Five musical suggestions for a brilliant Nuit on the town, or a fruitful fall tour by day
To the anti-social and the early-to-bed crowd, please skip down to the bottom of this post. For everyone else, get a good nap in this afternoon and brace yourself for the city's 5th annual sundown-to-sunrise arts fest.
I think that the best way to experience Nuit Blanche is by randomly stumbling across something interesting, rather than going out with a fixed itinerary. Because crowds can vary widely, having your heart set on one particular location can sometimes become an exercise in crowd-frustration.
If you're not into electronic assistance, here are some suggestions for serious music listening that's pretty much guaranteed to be great:
-Between 10 p.m. and 11 p.m. Ashiq Aziz will lead soprano Dawn Bailey and a very impressive list of period-performance masters assembled as the Classical Music Consort in an all-Handel programme at St. Thomas's Anglican Church, 383 Huron St. The church is host to an all-night show called Pillars of Fire, where performers will riff on the meaning of fire and light.

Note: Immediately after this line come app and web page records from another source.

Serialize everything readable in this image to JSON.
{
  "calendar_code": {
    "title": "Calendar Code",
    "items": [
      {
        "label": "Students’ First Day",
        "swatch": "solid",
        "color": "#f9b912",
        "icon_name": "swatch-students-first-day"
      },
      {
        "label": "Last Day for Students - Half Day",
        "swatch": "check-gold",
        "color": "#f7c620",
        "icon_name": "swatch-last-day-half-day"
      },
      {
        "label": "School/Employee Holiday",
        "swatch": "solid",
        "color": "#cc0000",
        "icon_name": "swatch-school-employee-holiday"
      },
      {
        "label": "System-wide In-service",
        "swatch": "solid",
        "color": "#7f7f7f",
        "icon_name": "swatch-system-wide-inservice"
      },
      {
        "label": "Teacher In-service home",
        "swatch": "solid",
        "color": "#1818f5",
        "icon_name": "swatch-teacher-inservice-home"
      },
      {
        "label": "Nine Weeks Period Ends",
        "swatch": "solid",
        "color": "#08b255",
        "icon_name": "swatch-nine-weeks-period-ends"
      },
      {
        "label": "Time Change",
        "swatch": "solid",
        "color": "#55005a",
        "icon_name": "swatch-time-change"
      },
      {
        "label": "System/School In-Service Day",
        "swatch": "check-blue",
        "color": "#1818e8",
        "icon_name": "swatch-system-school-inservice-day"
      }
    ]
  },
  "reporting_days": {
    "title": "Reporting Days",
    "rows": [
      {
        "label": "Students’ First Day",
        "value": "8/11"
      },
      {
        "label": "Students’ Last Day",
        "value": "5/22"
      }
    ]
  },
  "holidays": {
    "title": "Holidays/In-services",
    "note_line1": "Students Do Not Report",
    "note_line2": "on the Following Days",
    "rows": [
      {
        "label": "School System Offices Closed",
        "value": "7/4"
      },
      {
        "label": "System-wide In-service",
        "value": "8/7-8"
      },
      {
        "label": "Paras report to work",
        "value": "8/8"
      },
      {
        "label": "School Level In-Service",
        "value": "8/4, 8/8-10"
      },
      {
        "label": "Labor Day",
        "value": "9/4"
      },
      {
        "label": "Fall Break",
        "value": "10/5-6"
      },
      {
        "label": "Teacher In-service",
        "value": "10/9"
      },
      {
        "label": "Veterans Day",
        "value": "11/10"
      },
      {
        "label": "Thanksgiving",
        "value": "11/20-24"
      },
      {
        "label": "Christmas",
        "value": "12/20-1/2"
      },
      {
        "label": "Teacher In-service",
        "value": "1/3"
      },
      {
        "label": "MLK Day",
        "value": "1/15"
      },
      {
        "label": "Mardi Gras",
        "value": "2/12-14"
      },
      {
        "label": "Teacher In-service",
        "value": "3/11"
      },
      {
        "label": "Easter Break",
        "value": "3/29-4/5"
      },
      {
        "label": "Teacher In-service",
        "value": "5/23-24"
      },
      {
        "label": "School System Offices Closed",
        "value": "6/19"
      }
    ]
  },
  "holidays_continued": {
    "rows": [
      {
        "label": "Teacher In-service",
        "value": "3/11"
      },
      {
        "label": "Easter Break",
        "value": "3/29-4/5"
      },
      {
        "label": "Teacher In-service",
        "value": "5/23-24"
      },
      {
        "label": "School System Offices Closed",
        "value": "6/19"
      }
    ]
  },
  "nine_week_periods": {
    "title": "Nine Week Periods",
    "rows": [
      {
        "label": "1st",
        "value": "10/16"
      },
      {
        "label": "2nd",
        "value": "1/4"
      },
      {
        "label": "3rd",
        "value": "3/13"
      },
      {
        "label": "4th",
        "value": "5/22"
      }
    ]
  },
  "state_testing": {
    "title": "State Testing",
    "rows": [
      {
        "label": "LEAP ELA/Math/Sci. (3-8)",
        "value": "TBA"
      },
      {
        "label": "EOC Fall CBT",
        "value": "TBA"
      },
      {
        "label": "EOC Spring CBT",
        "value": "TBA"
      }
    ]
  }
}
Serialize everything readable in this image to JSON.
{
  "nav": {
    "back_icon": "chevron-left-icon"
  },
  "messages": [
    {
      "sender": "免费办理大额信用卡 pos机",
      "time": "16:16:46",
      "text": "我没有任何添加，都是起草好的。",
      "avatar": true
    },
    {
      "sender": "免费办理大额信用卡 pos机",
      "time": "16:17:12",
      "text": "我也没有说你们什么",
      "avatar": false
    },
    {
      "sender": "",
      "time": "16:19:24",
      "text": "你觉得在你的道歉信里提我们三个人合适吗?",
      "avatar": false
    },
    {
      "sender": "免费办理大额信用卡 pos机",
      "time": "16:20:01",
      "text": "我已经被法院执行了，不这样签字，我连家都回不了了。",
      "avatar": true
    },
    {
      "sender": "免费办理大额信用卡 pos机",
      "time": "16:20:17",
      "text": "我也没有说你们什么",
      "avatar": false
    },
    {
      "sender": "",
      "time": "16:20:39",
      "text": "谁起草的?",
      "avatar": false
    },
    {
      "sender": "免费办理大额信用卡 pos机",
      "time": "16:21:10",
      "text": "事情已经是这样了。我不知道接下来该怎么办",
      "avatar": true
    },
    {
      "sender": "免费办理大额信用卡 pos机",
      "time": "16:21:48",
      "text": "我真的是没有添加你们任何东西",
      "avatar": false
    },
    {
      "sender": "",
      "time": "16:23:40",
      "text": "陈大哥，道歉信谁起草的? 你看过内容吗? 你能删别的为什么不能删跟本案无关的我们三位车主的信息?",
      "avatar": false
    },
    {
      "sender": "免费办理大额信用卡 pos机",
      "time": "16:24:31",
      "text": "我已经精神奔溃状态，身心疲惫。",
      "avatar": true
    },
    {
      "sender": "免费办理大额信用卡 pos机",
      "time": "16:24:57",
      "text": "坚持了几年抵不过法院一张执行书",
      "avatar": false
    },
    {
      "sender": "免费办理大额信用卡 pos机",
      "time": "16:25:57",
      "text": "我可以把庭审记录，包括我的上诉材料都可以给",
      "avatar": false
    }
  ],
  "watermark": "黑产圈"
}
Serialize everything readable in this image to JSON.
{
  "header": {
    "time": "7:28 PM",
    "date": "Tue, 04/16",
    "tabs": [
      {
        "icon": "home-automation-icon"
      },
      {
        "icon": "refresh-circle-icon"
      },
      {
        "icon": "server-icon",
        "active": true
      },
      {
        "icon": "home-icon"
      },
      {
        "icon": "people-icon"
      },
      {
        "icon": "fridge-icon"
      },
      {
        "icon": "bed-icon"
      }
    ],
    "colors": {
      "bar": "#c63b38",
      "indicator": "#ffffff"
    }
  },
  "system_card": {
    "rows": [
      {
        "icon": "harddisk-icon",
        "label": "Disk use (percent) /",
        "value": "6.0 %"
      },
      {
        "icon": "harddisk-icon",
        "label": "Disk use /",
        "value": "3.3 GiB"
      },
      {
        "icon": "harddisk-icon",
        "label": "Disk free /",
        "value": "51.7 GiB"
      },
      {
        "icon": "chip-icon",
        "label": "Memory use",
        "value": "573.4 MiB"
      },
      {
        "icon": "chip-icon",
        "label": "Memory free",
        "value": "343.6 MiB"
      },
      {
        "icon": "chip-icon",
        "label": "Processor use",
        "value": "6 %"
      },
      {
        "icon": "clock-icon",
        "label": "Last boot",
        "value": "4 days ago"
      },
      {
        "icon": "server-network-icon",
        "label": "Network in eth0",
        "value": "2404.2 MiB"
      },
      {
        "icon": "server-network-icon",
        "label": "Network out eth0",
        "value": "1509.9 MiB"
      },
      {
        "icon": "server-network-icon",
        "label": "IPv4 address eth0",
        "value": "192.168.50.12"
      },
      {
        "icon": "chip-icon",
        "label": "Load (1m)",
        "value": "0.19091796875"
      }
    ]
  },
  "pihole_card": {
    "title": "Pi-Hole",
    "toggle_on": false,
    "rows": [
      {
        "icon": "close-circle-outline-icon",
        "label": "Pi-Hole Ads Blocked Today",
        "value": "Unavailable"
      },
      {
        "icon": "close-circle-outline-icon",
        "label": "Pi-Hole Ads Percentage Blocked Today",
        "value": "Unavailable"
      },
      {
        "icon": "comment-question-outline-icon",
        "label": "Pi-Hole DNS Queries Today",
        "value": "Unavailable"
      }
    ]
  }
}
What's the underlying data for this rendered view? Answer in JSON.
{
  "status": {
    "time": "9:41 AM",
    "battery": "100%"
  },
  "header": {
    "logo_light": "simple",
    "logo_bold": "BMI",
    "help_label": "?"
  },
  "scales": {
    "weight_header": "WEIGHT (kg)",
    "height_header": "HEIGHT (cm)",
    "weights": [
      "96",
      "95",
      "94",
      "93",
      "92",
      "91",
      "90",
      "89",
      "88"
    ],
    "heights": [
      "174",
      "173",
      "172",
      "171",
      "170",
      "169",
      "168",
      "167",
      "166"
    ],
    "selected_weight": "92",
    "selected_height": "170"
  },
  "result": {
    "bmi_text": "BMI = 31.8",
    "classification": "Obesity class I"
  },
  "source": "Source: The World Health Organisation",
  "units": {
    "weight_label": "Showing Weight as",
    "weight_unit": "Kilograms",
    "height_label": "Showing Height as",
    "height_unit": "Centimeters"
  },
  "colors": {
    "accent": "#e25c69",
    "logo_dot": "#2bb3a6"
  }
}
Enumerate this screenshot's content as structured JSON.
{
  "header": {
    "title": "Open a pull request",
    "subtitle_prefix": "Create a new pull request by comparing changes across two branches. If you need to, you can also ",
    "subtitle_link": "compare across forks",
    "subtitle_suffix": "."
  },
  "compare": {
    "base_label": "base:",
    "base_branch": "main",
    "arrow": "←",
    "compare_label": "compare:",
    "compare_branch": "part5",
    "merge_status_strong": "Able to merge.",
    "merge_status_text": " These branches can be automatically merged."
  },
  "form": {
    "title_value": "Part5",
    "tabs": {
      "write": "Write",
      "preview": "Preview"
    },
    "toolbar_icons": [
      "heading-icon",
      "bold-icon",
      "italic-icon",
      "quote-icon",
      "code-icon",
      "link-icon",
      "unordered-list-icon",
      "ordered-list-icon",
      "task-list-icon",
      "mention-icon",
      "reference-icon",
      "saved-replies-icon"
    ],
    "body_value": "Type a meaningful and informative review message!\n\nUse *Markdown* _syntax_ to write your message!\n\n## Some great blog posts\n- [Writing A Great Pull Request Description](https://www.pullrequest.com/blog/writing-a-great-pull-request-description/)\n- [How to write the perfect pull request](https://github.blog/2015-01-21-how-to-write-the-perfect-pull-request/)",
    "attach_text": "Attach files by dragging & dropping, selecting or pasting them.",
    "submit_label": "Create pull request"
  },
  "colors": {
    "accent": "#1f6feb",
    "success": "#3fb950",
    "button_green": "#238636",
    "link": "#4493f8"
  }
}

-There are several great live music options inside at the Royal Conservatory's Telus Centre, 273 Bloor St. W. Outside, in the new square along Bloor St., is a fascinating video-projection duel between a jazz quartet and a classical quartet, where people with a specific kind of smart phone (Telus, natch) can vote on their favourite interpretation of a number of pieces, including the premiere of a new work by Montrealer José Evangelista.
- XXIX, A 6-minute video installation by Laurel MacDonald in the ROM's lobby that picks up on her QUI sound installation (created with John Oswald) from 2007. In this new version, she uses 21 voices, each singing in a different language to music by Josquin des Prez (MacDonald herself sings in Latin).
-Oswald is part of a night of musical fun and experiments at Chalmers House, home of the Canadian Music Centre, at 20 St. Joseph St.
-Erik Satie's Vexations, is a doozie, set to last for the full 12 hours of Nuit Blanche, as the short, strange score is repeated 420 times on two pianos. As it is played each time, the single sheet of paper with notes on it will be passed to someone, who will fold it into something artlike. The notable keyboard conspirators include Eve Egoyan and John Kameel Farah. It takes place in Santiago Calatrava's ever-gorgeous galleria liking Yonge and Bay Sts. in Brookfield Place (formerly BCE Place).
To give you an idea of what to expect to hear, here is a clip from a Vexations marathon organized by London Sinfonietta earlier this year:
OUT BY DAY AND OUT OF TOWN
Word is that the trees are already ablaze north of Highway 7, so a different kind of weekend option would be to drive north, check out the fall foliage as well as the final weekend of Barrie's Colours of Music Festival, which attracts a pretty impressive roster of excellent artists. Check out the details here.
To get us in the mood here are some fall pictures that have nothing to do with Ontario, set to some very familiar music (The photographer and compiler, Rachelle Steinberg, notes that the pictures are from around her home in coastal Oregon, Michigan, New York and Cape Cod):